Unfortunately, nitrogen narcosis is an unavoidable part of diving. There is no way that you can prevent it. Especially, when diving with regular air. There are a few methods of diving which have been created to lessen the chances of nitrogen narcosis at depth. This involves the use of helium enriched air such as Trimix or Heliox.
Mixed gas diving is only for properly trained and certified divers as it comes with its own set of risks including oxygen toxicity. For the everyday recreational diver, the best way to mitigate the impact of nitrogen narcosis is to be aware of the symptoms and how to treat it.
There are a few narcosis tests that deepwater divers have come up with over the years. One of the most popular of these is the finger test. You will need to have this planned out with your dive partner ahead of time. The gist of the test is that as you descend deeper, you periodically check each other for impairment from nitrogen narcosis.
You do this by holding up a certain number of fingers. Your dive partner will then respond with a preselected number of fingers in return. Usually, this will be one more or one less than the number you held up. You will both have agreed on this beforehand. If the number of fingers is different than what you agreed on at the surface, it is a good idea to ascend and let any effects subside.
You will want to regularly perform these checks as you go deeper. This will help both you and your dive partner watch out for the signs of nitrogen narcosis. The earlier these are picked up and dealt with, the quicker you can get back to your dive.
What Is The Difference Between Nitrogen Narcosis And Decompression Sickness?
There is sometimes a bit of confusion between nitrogen narcosis and decompression sickness. The later is commonly referred to as ‘The Bends” and is much more severe and potentially fatal.
The most simple way to explain decompression sickness, before we get technical, is to think of a bottle of soda or cola. When you shake it up, it begins to form bubbles at the top. If you let it sit for a period of time, these bubbles will dissolve out and everything will be fine. But, if you try to open the soda or cola bottle immediately after shaking it, the soda will shoot out. This occurs as the pressure is being relieved from the high-pressure soda bottle to the lower pressure outside.
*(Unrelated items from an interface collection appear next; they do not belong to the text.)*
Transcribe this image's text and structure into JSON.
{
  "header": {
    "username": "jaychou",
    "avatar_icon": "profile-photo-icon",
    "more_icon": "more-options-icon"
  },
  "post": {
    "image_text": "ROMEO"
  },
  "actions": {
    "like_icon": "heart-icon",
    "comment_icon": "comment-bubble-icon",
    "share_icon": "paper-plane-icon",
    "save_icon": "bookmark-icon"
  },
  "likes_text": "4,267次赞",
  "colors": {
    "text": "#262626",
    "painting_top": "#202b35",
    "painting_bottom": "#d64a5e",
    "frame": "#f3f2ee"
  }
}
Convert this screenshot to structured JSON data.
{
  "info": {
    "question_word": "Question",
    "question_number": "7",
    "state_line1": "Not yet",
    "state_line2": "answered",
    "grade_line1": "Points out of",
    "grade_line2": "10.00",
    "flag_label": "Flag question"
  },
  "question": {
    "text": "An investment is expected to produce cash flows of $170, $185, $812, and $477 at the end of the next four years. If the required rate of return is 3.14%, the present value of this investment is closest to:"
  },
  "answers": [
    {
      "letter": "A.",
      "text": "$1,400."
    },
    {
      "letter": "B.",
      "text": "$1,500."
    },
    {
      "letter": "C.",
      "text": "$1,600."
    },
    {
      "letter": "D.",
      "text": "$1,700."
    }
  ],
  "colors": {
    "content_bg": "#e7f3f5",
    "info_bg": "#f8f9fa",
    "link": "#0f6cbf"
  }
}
Think of your body as the bottle of soda and the air pressure the gas which builds up in your body when diving. As you go deeper, dissolved gases build up in your body at the same pressure you dove to. When you begin to ascend, these bubbles need a place to go. So, if you ascend too fast, the go where ever they can escape. This can include joints and other parts of the body.
But, if you ascend slowly, taking time to stop at certain pre-planned depths, the bubbles will slowly work themselves out. Just like the body of the soda. These pre-planned stops are called decompression stops and are required for divers who go past a certain depth.
Modern-day dive computers are built to take into account decompression stops and will alert you when and for how long you will need to stop. Always make sure you are heading these notifications. It is vital that you do not discount the safety stops. The only exception to this is if you are a highly trained technical diver and you have worked out specific stops.
As a beginner with deep diving and technical diving, however, you should always remain on the conservative side. Always factor in enough air for safety stops and always make sure you stay at the recommended depth for the full length of the stop.
Nitrogen narcosis is a serious issue that all divers must be aware of. Unfortunately, divers have died needlessly due to the effects of nitrogen narcosis. But, it doesn’t have to be you. As long as you plan accordingly for every dive you go on and don’t stray too far off your plan, you will be fine. Remember, nitrogen narcosis itself is harmless. There are no long term effects and it dissipates in a matter of minutes. The problems arise when people don’t recognize the symptoms. Don’t be one of those people.
Do you have any previous experience with nitrogen narcosis? Let us know your story in the comments section. We are always on the lookout for divers who can share their experiences. You never know when your experience could help out one of your fellow divers.